## ACTIVITY
Every line of the entries that holds the word "false" is to be copied.

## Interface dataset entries
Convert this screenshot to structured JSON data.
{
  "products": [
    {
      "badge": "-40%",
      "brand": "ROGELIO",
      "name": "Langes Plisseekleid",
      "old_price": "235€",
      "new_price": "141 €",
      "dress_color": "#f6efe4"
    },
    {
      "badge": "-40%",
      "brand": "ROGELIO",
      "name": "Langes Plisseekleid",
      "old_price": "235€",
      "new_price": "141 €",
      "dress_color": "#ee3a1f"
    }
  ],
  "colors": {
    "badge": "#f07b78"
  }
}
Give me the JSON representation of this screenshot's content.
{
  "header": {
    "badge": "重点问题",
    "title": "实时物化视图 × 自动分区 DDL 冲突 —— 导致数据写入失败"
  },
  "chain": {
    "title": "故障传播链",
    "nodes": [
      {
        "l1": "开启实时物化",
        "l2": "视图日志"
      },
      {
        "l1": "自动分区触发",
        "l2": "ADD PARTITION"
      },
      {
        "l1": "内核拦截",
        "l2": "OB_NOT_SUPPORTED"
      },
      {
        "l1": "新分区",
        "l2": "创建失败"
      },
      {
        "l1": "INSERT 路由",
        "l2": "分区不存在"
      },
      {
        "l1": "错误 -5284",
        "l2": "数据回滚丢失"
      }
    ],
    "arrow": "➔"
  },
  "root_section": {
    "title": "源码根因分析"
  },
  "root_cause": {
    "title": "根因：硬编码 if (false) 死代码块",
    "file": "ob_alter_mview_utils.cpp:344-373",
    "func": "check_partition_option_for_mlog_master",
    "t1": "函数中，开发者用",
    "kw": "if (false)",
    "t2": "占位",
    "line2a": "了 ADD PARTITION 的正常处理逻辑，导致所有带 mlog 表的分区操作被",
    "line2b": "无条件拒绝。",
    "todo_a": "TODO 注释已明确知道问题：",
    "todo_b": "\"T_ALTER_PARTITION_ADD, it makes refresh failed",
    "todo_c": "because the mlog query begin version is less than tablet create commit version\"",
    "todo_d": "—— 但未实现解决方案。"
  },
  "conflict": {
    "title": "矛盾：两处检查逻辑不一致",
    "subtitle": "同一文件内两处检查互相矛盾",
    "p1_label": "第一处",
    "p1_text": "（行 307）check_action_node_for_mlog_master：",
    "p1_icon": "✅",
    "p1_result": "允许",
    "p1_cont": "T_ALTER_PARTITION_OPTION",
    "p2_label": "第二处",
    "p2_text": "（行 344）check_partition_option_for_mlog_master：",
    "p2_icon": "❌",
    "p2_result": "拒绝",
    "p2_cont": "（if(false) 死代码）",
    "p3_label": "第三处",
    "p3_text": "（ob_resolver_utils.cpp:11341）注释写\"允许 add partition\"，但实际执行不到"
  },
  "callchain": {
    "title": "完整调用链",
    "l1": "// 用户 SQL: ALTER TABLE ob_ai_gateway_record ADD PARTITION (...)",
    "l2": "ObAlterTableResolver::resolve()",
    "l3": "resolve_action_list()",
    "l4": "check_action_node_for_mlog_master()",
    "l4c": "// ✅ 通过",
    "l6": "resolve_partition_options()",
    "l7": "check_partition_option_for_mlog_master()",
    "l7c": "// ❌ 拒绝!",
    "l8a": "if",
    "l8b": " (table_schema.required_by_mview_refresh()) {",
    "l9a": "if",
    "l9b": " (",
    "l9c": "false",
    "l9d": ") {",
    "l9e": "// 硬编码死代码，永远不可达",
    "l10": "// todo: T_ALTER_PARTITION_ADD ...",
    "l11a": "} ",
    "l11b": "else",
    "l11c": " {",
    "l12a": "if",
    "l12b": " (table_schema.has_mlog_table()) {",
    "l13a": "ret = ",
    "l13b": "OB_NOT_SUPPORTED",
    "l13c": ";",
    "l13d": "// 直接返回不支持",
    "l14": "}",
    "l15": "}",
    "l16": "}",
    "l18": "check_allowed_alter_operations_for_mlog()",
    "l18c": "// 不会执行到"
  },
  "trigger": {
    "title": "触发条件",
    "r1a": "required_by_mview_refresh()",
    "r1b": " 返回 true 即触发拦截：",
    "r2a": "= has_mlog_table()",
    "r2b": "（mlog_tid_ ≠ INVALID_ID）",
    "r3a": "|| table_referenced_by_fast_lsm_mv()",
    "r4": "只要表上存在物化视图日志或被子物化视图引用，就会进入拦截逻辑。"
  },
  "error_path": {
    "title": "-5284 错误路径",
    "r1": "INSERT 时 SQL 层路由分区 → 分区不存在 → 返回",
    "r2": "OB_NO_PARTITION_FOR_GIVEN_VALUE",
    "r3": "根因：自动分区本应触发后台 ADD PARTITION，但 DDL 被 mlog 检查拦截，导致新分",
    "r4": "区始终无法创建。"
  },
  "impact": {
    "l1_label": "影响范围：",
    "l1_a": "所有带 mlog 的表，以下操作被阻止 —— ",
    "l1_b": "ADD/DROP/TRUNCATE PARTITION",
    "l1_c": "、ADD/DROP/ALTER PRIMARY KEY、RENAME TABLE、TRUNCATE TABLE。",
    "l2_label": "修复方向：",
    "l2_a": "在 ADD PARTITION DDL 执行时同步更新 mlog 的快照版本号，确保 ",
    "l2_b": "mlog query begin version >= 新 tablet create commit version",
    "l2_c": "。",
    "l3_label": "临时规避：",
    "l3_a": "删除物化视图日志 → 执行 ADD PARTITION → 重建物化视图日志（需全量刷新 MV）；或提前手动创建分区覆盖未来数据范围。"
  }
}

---

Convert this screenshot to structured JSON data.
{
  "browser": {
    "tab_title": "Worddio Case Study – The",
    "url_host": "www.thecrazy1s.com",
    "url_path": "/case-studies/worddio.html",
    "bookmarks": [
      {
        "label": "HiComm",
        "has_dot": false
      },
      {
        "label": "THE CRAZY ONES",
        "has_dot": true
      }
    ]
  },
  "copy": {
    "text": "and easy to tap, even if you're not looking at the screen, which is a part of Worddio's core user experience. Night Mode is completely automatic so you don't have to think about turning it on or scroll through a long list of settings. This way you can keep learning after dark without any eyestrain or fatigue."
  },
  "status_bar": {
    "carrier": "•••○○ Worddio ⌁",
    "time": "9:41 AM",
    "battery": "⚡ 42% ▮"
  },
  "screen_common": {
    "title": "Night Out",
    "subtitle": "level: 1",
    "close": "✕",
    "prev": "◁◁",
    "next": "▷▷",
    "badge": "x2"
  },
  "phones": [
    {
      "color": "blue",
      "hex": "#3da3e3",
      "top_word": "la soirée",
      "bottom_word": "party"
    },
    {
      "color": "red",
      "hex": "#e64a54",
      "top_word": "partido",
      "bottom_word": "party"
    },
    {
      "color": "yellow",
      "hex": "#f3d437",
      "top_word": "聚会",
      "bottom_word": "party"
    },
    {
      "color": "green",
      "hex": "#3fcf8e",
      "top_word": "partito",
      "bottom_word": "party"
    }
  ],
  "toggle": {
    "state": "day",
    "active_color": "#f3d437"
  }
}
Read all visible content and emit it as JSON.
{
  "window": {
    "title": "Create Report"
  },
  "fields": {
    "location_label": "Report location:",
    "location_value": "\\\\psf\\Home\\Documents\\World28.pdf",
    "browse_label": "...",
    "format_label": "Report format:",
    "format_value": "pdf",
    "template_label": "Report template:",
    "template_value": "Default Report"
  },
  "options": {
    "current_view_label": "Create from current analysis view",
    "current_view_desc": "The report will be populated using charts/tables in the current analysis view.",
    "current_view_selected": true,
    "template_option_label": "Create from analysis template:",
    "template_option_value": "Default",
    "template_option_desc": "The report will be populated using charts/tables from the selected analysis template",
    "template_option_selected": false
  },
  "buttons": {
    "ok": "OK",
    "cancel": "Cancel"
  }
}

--

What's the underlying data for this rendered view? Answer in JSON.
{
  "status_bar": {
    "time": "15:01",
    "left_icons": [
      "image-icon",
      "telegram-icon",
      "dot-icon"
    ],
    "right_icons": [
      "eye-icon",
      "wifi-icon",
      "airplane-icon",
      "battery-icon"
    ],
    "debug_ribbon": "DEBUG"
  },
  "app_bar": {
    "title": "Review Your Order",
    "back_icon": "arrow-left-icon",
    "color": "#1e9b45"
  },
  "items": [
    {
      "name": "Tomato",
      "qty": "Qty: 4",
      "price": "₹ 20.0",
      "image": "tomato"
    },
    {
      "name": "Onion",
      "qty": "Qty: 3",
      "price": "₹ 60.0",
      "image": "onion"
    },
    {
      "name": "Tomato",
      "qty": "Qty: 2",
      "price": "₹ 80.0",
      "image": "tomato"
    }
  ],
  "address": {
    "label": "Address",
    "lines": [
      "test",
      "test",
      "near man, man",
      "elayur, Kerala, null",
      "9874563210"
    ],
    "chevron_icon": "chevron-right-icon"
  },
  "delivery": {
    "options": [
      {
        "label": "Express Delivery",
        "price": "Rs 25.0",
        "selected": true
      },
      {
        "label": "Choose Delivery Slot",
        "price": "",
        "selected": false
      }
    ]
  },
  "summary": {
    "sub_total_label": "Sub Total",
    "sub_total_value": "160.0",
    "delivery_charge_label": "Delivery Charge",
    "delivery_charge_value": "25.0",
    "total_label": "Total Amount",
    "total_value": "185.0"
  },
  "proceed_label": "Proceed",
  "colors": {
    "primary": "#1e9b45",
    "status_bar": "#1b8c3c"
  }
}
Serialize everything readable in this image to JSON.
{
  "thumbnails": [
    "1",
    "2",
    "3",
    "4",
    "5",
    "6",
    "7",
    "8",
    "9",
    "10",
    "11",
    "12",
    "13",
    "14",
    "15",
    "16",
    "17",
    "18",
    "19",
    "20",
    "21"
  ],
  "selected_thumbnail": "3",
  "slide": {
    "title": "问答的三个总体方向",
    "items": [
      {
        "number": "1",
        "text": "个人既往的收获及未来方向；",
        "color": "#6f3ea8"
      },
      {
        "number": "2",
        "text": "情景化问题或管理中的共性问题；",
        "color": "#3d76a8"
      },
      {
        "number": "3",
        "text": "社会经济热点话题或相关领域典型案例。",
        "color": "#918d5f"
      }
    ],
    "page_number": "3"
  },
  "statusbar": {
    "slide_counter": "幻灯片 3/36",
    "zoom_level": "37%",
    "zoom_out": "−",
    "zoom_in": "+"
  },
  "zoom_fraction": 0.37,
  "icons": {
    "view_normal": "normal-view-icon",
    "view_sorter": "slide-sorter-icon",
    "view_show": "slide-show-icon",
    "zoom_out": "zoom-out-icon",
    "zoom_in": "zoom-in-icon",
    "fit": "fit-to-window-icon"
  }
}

## FINISHED EXERCISE
    "title": "根因：硬编码 if (false) 死代码块",
    "kw": "if (false)",
    "p2_cont": "（if(false) 死代码）",
    "l9c": "false",
        "has_dot": false
    "template_option_selected": false
        "selected": false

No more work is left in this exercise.